DR Congo to delay construction of link bridge to Brazzaville

Wednesday March 11 2020

A map showing the route from Democratic Republic of Congo's capital Kinshasa to The Republic of Congo's capital Brazzaville. The planned link bridge may no longer be a priority for the DR Congo. PHOTO | GOOGLE MAPS



The planned link bridge between Kinshasa and Brazzaville may no longer be a priority for the Democratic Republic of Congo (DRC), according to officials familiar with the project.

DRC Deputy Prime Minister and Minister of Planning, Ms Elysée Munembwe, announced on Tuesday the project may be delayed as the government focuses on other urgent matters.

The revelations came even after feasibility studies were already completed and the work on the 1,757 metres-long road-and-rail bridge was scheduled to begin in August.

The project was to be undertaken with funding from the African Development Bank with which an agreement in principle had already been reached.

AfDB President Akinwumi Adesina confirmed earlier that the lender would finance the works.


The Republic of Congo (capital city Brazzaville), which shares the Congo River with the DRC (capital city Kinshasa) had also said it was amenable to the project, which would have eased traffic movement between the two cities.

On the DRC side, there was initial local resistance to the project, especially in the province of Kongo Central, whose local community saw the bridge in Kinshasa as a competing economic venture to a planned deep port in their locality.

On Tuesday, the DRC officials said there were certain “economic interests” to think of in implementing the project.

The officials said the bridge would bring people closer, but the country was first considering building a deep-water port in Banana and its road and rail links to Matadi.

Other projects given priority include the rehabilitation of the Matadi-Kinshasa railway line; the modernisation of the port of Matadi; and the construction of the Kinshasa-Ilebo railway line.
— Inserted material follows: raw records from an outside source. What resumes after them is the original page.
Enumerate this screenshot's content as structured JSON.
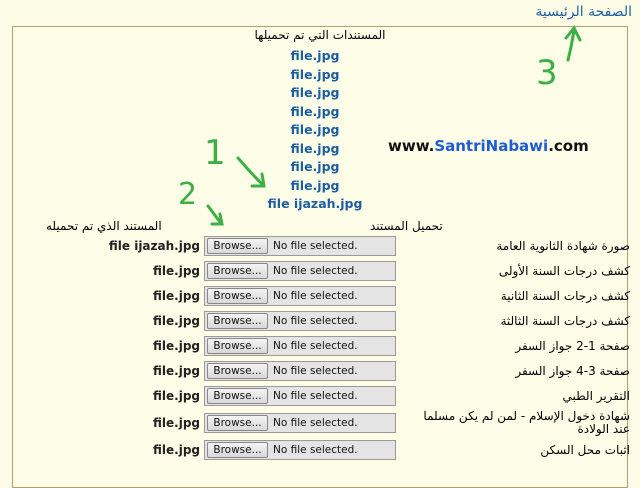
{
  "header": {
    "home_link": "الصفحة الرئيسية"
  },
  "uploaded": {
    "title": "المستندات التي تم تحميلها",
    "files": [
      "file.jpg",
      "file.jpg",
      "file.jpg",
      "file.jpg",
      "file.jpg",
      "file.jpg",
      "file.jpg",
      "file.jpg",
      "file ijazah.jpg"
    ]
  },
  "watermark": {
    "prefix": "www.",
    "brand_a": "Santri",
    "brand_b": "Nabawi",
    "suffix": ".com"
  },
  "columns": {
    "upload": "تحميل المستند",
    "stored": "المستند الذي تم تحميله"
  },
  "input": {
    "browse_label": "Browse...",
    "no_file": "No file selected."
  },
  "rows": [
    {
      "label": "صورة شهادة الثانوية العامة",
      "stored": "file ijazah.jpg"
    },
    {
      "label": "كشف درجات السنة الأولى",
      "stored": "file.jpg"
    },
    {
      "label": "كشف درجات السنة الثانية",
      "stored": "file.jpg"
    },
    {
      "label": "كشف درجات السنة الثالثة",
      "stored": "file.jpg"
    },
    {
      "label": "صفحة 1-2 جواز السفر",
      "stored": "file.jpg"
    },
    {
      "label": "صفحة 3-4 جواز السفر",
      "stored": "file.jpg"
    },
    {
      "label": "التقرير الطبي",
      "stored": "file.jpg"
    },
    {
      "label": "شهادة دخول الإسلام - لمن لم يكن مسلما عند الولادة",
      "stored": "file.jpg"
    },
    {
      "label": "اثبات محل السكن",
      "stored": "file.jpg"
    }
  ],
  "annotations": {
    "one": "1",
    "two": "2",
    "three": "3",
    "color": "#3cb043"
  }
}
Kinshasa aims to attract financial inflows by building the deep-water port in Banana, in Kongo Central.